A newly-announced service from the Federal Reserve could invite a future U.S. Central Bank Digital Currency (CBDC) in the U.S. While pitched as a tool for financial efficiency, a CBDC poses a grave threat to financial privacy and invites further politicization of money. 

The U.S.’s central bank announced the launch of FedNow—which is billed as a nationwide instant payment network. First announced in 2019, a formal certification of the service begins in April and is expected to formally launch in July. 

An official press release describes FedNow Service as this: “Through financial institutions participating in the FedNow Service, businesses and individuals will be able to send and receive instant payments at any time of day, and recipients will have full access to funds immediately, giving them greater flexibility to manage their money and make time-sensitive payments.” 

Critics of the service, however, have said this will invite a CBDC in the future with the establishment of a Fedcoin A FedCoin, in essence, would nationalize the payments industry and stop competition from banks, credit card companies, and third-party payment apps like Venmo.

CBDCs should not be confused with cryptocurrency. The former is a digital version of existing fiat money tied to central banks, while the latter are digital assets unencumbered by the bureaucracies of central banking systems as they are comprised of a decentralized network.

The key distinguishing factor is who or what controls the currency’s value. The federal government, ultimately, would exert control here. One cryptocurrency advocate noted the suspicious timing of the service around the collapse of financial institutions like Silicon Valley Bank. 

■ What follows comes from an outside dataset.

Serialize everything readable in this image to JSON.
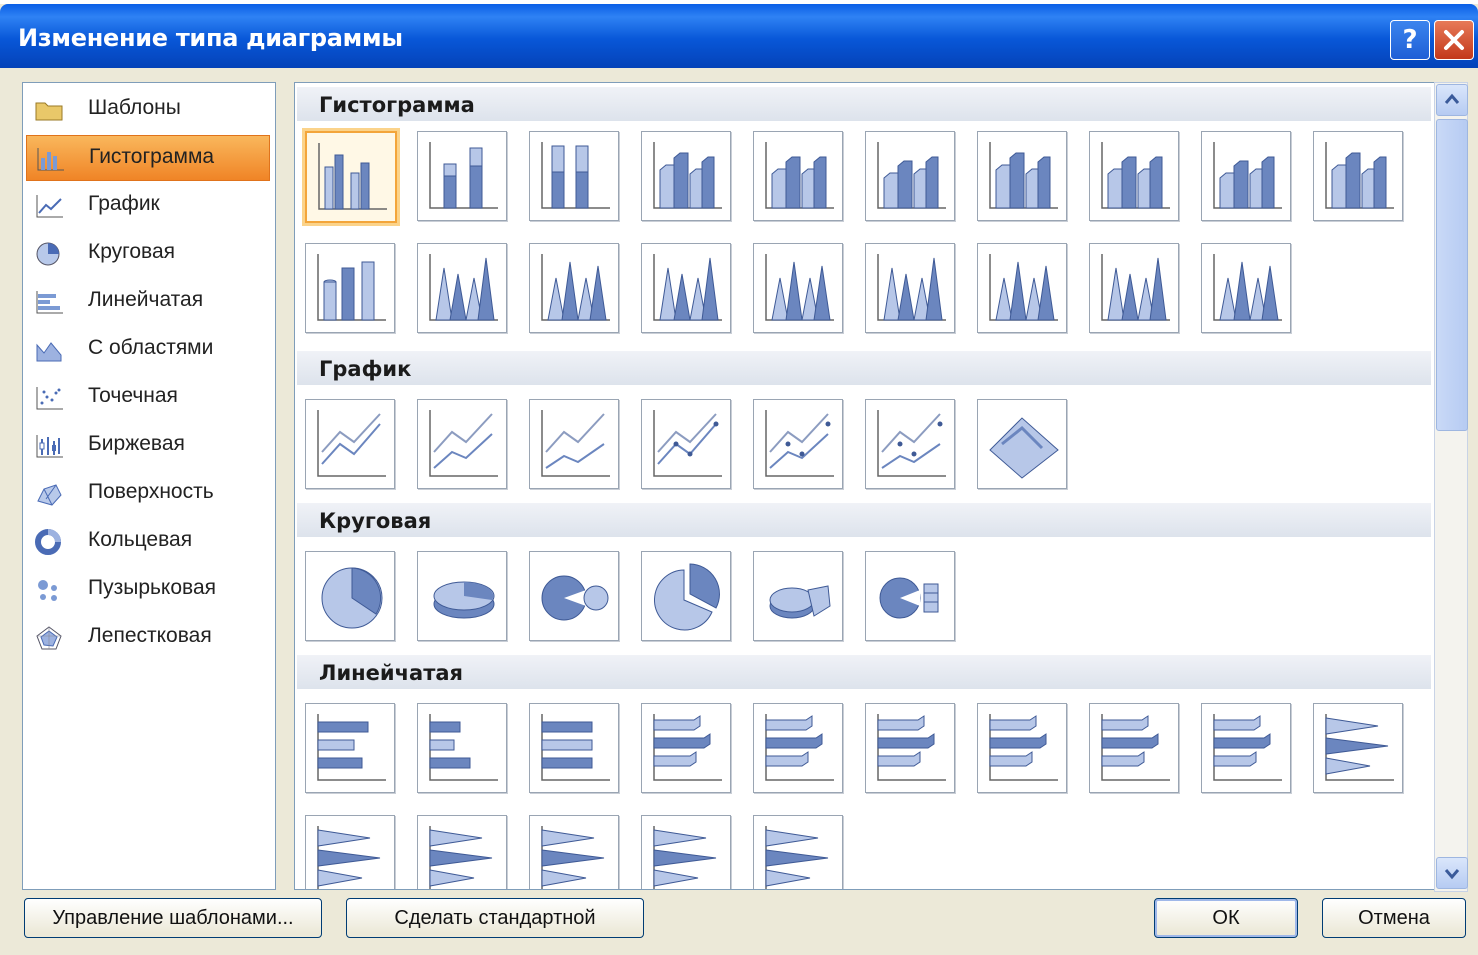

Coindesk further explained, “FedNow has also been seen as a potential precursor to a central bank digital currency (CBDC), though the service could also undermine one of the key strengths of a digital dollar – the ability to transfer instantly.” 

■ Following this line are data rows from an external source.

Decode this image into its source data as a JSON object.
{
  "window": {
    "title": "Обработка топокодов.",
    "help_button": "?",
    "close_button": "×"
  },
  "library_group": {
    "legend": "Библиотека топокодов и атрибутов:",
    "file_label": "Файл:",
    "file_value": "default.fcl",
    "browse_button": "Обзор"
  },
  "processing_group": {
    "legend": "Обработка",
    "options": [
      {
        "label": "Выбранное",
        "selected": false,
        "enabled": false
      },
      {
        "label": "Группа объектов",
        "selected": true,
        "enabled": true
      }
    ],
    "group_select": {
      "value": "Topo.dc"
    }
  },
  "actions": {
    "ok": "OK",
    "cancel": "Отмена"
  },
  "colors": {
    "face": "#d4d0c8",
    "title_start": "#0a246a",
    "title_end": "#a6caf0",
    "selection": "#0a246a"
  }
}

The timing comes a year after the White House issued a March 2022 Executive Order on Ensuring Responsible Development of Digital Assets—including a CBDC—and following the completion of the Federal Reserve of New York’s pilot program to explore the “interoperable network of central bank wholesale digital money.” 

As I’ve written here at IWF, CBDCs—or digital tokens—pose great problems to the banking system and are the preferred banking system of entities like the Chinese Communist Party: 

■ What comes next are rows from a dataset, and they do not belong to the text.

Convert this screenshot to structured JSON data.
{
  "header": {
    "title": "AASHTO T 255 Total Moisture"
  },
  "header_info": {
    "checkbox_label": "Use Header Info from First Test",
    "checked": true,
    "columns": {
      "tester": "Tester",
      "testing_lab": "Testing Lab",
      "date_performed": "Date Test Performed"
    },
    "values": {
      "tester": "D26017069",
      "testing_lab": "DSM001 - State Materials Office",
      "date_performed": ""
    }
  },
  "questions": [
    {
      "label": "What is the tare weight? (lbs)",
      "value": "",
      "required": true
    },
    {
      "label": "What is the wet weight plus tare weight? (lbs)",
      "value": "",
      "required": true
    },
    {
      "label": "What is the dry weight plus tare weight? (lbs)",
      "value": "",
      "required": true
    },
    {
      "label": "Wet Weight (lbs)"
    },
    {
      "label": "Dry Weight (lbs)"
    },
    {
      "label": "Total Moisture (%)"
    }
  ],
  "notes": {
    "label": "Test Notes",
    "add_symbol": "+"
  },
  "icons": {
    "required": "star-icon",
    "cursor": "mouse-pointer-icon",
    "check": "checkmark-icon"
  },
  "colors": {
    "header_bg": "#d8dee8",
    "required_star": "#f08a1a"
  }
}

The Biden administration also expressed interest in creating a U.S. Central Bank Digital Currency (CBDC) ‘that is interoperable with CBDCs issued by other monetary authorities [and] could facilitate faster and lower-cost cross-border payments and potentially boost economic growth, support the continued centrality of the United States within the international financial system, and help to protect the unique role that the dollar plays in global finance.’

Per the Atlantic Council, 11 nations worldwide have already enabled CBDC programs. Dozens of countries are currently experimenting with them too. 

Congressional Republicans and financial entities have expressed doubt about a U.S. CBDC. 

Majority Whip Tom Emmer (R-MN) described centralized digital tokens as potentially dangerous surveillance tools.  

“We continue to strongly believe that the risks of a U.S. central bank digital currency outweigh any theoretical benefits,” American Banking Association President Rob Nichols said

To learn more about CBDCs, go HERE.